**Records from a data collection**
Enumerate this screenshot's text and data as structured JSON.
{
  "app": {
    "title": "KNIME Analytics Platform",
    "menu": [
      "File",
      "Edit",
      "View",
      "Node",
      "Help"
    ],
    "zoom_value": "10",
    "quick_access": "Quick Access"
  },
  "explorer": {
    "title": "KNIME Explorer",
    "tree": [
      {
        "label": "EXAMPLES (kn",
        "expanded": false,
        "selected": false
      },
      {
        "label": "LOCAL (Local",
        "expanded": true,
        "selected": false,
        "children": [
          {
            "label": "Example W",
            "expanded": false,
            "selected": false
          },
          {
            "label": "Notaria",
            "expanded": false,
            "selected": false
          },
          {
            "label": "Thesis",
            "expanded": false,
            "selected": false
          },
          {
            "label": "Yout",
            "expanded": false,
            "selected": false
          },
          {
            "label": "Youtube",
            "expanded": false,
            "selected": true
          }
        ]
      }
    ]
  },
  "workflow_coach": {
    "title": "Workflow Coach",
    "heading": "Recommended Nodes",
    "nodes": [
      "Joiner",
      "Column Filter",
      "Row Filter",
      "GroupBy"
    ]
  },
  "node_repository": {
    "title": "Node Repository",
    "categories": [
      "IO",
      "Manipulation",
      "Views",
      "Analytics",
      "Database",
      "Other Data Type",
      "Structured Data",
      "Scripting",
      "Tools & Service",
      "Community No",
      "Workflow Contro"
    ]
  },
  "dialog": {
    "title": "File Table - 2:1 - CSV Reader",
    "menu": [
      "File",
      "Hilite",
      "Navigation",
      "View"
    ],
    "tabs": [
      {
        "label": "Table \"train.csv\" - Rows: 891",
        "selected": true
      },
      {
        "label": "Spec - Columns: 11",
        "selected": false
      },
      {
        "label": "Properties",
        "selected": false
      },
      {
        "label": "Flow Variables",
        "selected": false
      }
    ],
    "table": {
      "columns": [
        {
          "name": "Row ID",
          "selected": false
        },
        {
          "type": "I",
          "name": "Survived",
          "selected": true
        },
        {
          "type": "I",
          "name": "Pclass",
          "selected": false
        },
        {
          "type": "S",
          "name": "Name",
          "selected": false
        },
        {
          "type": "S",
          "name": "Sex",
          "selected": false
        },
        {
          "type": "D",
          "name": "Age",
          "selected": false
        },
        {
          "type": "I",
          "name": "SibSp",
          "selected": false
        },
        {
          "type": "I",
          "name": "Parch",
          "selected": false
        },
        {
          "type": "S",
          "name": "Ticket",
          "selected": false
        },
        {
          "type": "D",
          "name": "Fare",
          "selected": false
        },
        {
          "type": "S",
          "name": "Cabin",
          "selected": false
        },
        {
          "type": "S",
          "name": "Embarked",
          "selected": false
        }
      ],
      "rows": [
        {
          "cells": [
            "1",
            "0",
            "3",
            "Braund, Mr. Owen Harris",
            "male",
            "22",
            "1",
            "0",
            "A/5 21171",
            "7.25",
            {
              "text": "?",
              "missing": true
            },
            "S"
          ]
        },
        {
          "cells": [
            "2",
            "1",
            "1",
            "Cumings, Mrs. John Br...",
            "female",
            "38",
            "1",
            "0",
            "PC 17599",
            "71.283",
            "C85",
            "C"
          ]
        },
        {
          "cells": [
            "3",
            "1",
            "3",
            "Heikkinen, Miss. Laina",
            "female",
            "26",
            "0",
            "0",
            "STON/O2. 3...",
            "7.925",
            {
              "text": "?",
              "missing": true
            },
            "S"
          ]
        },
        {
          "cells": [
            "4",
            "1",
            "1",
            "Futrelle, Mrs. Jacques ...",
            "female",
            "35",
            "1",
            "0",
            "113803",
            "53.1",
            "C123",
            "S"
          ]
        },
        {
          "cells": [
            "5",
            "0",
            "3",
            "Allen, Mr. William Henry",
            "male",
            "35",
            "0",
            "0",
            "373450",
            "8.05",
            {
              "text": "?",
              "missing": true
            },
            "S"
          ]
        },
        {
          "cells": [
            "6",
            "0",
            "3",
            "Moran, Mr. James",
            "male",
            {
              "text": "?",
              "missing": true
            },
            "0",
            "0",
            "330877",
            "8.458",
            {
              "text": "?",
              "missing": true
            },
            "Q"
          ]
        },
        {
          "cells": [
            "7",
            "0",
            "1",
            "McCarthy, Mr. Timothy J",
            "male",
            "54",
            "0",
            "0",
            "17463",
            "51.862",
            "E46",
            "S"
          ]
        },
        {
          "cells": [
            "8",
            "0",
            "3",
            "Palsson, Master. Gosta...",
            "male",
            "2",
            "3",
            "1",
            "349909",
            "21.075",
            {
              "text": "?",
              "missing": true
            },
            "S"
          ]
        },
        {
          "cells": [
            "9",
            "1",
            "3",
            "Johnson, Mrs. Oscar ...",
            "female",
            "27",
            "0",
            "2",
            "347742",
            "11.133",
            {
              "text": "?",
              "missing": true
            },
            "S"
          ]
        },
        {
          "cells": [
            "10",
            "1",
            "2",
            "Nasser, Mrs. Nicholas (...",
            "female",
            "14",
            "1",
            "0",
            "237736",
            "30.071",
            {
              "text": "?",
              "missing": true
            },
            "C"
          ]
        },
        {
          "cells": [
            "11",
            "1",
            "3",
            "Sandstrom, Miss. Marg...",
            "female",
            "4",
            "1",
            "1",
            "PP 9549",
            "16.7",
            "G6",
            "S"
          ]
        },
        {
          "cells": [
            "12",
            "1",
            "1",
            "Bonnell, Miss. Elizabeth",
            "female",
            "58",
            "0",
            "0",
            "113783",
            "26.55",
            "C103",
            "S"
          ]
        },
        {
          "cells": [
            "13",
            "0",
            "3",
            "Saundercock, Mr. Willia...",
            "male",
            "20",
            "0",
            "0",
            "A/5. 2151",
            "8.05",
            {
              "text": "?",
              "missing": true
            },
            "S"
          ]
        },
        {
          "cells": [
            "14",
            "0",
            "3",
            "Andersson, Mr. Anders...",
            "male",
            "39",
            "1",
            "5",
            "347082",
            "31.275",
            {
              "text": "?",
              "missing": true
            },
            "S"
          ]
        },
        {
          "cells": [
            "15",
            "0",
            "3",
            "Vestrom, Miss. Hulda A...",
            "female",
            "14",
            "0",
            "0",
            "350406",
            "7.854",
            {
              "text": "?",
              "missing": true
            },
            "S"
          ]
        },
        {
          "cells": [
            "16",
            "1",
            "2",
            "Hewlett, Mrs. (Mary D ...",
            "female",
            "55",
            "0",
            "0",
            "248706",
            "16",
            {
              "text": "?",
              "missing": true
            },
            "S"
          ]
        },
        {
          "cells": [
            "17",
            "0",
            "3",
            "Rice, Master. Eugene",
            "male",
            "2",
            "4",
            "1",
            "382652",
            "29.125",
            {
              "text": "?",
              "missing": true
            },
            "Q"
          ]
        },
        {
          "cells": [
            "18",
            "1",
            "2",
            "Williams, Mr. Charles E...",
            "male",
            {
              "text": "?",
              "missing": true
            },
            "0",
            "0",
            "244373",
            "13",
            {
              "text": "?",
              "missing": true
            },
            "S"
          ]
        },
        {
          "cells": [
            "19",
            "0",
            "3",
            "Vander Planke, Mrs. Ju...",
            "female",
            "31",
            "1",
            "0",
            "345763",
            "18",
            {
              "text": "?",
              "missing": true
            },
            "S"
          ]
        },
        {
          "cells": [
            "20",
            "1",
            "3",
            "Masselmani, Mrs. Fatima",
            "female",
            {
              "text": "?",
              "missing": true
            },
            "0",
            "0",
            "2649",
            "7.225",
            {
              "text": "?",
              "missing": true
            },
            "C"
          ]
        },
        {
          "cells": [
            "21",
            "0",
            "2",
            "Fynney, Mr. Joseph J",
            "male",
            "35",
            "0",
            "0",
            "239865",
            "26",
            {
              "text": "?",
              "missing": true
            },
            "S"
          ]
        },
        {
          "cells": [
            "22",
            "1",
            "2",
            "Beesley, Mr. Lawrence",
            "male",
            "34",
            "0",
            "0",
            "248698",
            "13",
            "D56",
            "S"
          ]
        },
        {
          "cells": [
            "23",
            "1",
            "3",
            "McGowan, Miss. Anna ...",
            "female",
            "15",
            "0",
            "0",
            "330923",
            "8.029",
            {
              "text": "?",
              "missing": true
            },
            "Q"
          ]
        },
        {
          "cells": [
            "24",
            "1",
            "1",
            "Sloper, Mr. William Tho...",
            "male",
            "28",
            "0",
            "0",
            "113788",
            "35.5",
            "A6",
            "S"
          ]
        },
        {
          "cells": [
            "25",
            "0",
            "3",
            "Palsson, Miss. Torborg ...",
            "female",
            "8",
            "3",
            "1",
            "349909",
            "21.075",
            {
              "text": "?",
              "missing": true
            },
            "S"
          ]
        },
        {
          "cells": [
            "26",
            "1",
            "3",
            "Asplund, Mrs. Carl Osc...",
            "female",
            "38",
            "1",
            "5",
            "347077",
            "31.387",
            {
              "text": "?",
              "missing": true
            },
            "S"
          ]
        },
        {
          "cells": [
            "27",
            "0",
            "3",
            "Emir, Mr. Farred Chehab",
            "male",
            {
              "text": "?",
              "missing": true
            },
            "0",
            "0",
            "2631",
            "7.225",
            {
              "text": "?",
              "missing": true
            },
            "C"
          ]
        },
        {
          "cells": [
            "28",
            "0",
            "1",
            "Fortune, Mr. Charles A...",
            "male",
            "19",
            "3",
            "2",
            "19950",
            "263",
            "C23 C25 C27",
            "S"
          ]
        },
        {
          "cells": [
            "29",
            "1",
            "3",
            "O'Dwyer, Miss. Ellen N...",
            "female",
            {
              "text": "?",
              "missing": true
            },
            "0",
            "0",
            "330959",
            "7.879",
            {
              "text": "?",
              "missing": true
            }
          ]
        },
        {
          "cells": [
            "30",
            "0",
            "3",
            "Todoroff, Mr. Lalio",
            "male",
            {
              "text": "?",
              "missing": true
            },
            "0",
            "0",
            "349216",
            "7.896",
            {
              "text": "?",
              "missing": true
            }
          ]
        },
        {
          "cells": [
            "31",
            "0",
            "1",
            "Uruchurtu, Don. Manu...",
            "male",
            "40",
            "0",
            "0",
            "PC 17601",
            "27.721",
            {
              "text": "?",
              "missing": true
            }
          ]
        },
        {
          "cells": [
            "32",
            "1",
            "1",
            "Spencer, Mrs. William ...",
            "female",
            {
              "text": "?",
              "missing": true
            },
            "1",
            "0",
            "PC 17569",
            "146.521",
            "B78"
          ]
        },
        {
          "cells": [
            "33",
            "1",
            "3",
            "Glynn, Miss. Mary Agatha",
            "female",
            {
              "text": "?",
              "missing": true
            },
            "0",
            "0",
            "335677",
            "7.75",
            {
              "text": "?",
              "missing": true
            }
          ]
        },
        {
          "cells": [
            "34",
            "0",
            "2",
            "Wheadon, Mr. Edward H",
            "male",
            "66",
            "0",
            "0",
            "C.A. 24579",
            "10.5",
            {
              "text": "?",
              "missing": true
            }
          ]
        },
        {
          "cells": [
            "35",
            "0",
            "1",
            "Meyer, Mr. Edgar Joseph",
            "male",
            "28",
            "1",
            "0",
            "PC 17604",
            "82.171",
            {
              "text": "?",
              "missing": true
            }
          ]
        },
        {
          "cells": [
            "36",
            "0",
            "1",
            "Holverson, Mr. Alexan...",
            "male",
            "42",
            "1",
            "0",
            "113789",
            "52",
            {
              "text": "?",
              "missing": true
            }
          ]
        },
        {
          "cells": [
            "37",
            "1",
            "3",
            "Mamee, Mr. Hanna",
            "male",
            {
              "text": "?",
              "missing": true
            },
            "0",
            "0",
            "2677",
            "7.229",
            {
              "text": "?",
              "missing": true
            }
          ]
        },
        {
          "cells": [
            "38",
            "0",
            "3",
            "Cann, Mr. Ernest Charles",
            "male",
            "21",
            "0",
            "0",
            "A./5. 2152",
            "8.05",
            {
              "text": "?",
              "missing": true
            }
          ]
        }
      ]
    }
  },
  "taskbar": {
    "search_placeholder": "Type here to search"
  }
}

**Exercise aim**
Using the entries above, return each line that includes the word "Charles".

**Answer space**
            "Williams, Mr. Charles E...",
            "Fortune, Mr. Charles A...",
            "Cann, Mr. Ernest Charles",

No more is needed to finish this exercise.